We also often post blogs that feature speeches that the speakers were particularly proud of, as well as contest-winning speeches (with the speaker’s permission).
See my article on How to Routinely Record and Share Toastmasters Speech Videos for tips on both the mechanics and the etiquette.
Shooting video is also a way you can get better photography for your website because you can pull still images from the video of a speaker to capture a moment where they are making a dramatic movement. Here are how-to instructions using free tools for Windows and Mac.
Going Beyond the Home Page
A good club home page can do a lot for you, but adding additional web pages or blog posts does a few things for you:
- Gives the interested website visitor more to explore and an impression of the club that is more than skin deep.
- Creates alternate entry points: a website visitor may start with an interesting page or post found through search or social media, then navigate to the home page to get the basic details.
- Gives you an alternate link to promote on social media, beyond your club home page.

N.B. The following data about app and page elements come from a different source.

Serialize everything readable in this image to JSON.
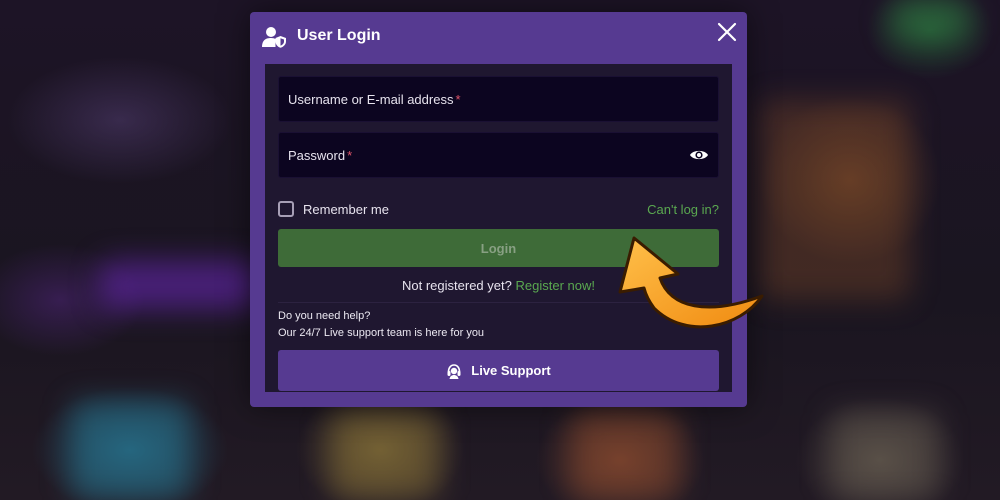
{
  "modal": {
    "title": "User Login",
    "header_icon": "user-shield-icon",
    "close_icon": "close-icon"
  },
  "form": {
    "username_label": "Username or E-mail address",
    "password_label": "Password",
    "required_mark": "*",
    "eye_icon": "eye-icon",
    "remember_label": "Remember me",
    "remember_checked": false,
    "cant_login": "Can't log in?",
    "login_label": "Login",
    "not_registered": "Not registered yet?",
    "register_link": "Register now!"
  },
  "help": {
    "line1": "Do you need help?",
    "line2": "Our 24/7 Live support team is here for you",
    "support_label": "Live Support",
    "support_icon": "headset-icon"
  },
  "colors": {
    "modal_purple": "#563a91",
    "body_dark": "#1f1730",
    "field_dark": "#0c0520",
    "login_green": "#3e6b38",
    "link_green": "#5aa850",
    "required_red": "#e0556a",
    "arrow_orange": "#f29a1e"
  }
}
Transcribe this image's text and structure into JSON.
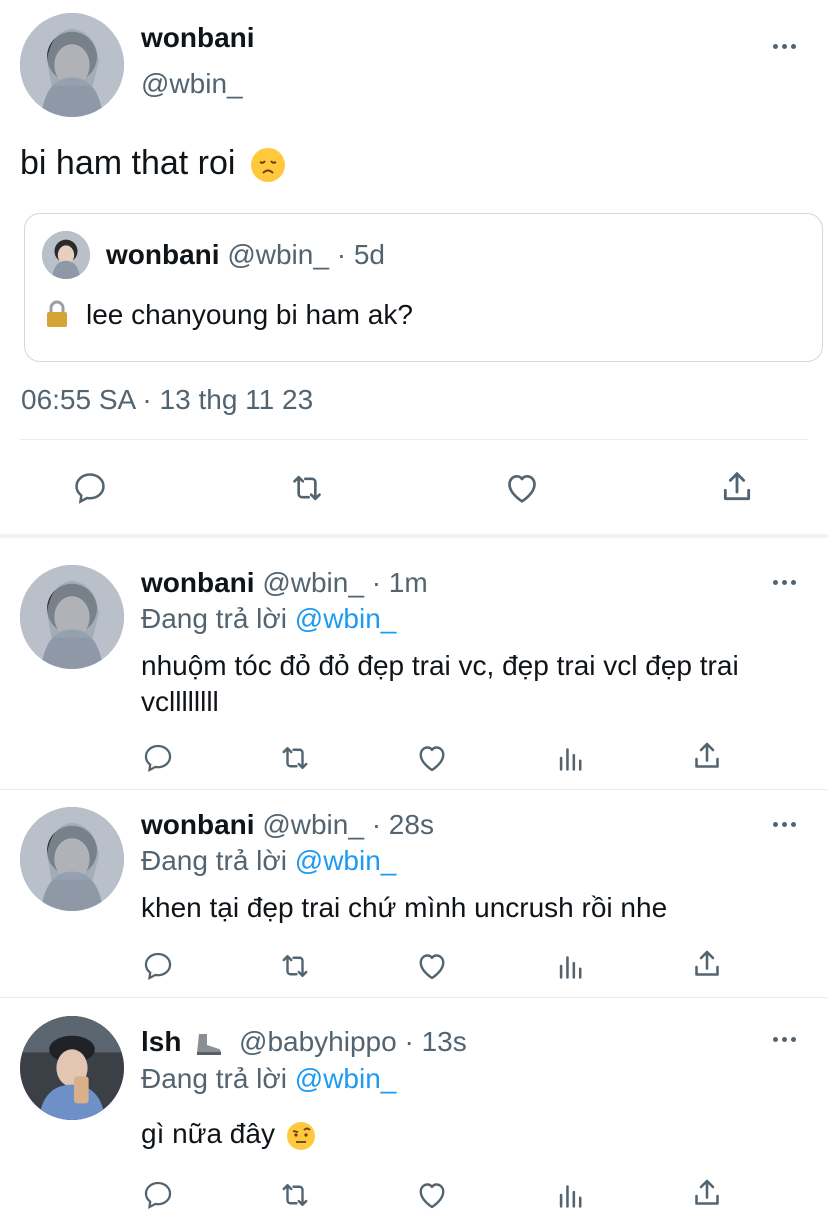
{
  "main_tweet": {
    "display_name": "wonbani",
    "handle": "@wbin_",
    "text": "bi ham that roi",
    "emoji": "disappointed-face",
    "quoted": {
      "display_name": "wonbani",
      "handle": "@wbin_",
      "separator": "·",
      "age": "5d",
      "lock_icon": "lock",
      "text": "lee chanyoung bi ham ak?"
    },
    "timestamp": "06:55 SA · 13 thg 11 23",
    "actions": [
      "reply-icon",
      "retweet-icon",
      "like-icon",
      "share-icon"
    ]
  },
  "replies": [
    {
      "display_name": "wonbani",
      "handle": "@wbin_",
      "age": "· 1m",
      "replying_prefix": "Đang trả lời",
      "replying_to": "@wbin_",
      "text": "nhuộm tóc đỏ đỏ đẹp trai vc, đẹp trai vcl đẹp trai vcllllllll"
    },
    {
      "display_name": "wonbani",
      "handle": "@wbin_",
      "age": "· 28s",
      "replying_prefix": "Đang trả lời",
      "replying_to": "@wbin_",
      "text": "khen tại đẹp trai chứ mình uncrush rồi nhe"
    },
    {
      "display_name": "lsh",
      "name_emoji": "boot",
      "handle": "@babyhippo",
      "age": "· 13s",
      "replying_prefix": "Đang trả lời",
      "replying_to": "@wbin_",
      "text": "gì nữa đây",
      "emoji": "face-with-raised-eyebrow"
    }
  ],
  "reply_actions": [
    "reply-icon",
    "retweet-icon",
    "like-icon",
    "analytics-icon",
    "share-icon"
  ],
  "colors": {
    "link": "#1d9bf0",
    "secondary": "#536471",
    "text": "#0f1419"
  }
}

Plantation Toastmasters has created a Speakers Gallery where their most accomplished / ambitious speakers have their own pages. You can see they use a group photo on their home page, but it’s an impressively large group where people are smiling and looking into the camera.
Club Awesome sometimes builds blog posts around videos of outstanding speeches, like this one from Dr. Andrew Bern.
When you feature an individual club member, you create an opportunity for that members and their friends to share and like any social media postings of the article. Website visitors who read the blog and / or watch the video will have a point of reference when they come to the club and meet that person.
You can also encourage members who like to write (or, at least, are willing to write) to share a blog post about how to write a speech, lead a volunteer organization, or any other topic on which they have expertise. They can get Toastmasters credit for the Write a Compelling Blog Pathways project.
Access to a built-in blog is one of the reasons I recommend WordPress. However, if you’re on Free Toast Host or some other platform, you can also post links to articles on LinkedIn (which has its own blog-like tool for publishing articles), Medium, or some other publishing web publishing platform.
More Positive Examples
Creative framing of a group photo, with Spanish language content to emphasize the nature of Broward Bilingual Toastmasters Club.
Home page photo taken from an interesting angle: Delray Newsmakers.
Do You Really Need a Website?
The next two examples, the official website you get directed to from Find a Club on toastmasters.org are a Facebook page and an Eventbrite page.
In both cases, I think these clubs do a good job of sharing images and information that might entice someone to visit. On the other hand, I would argue these options inherently limit the kind of content you can post.
I absolutely think you should take advantage of Facebook as part of your club marketing plan, and it has a lot of advantages. Posting an image and a couple of sentences to Facebook is easier than creating a blog post; on the other hand if you want to post more in-depth information and control the presentation of your content, that is not as easy on Facebook. Also, not everyone is on Facebook, and some of the people you want to reach may actively dislike the service.
In other words, I think it’s better to use online services like this as an extension and amplifier of what you do on your website, not as a substitute for it.
Worth the Effort
Maybe you don’t have time to write a dozen blog posts per week, or share tons of videos on your website. You don’t have to go crazy. But I hope I have convinced you it’s worth investing some time and effort in making your website more attractive and interesting for potential members to explore — and eliminating the negatives that could be scaring them away.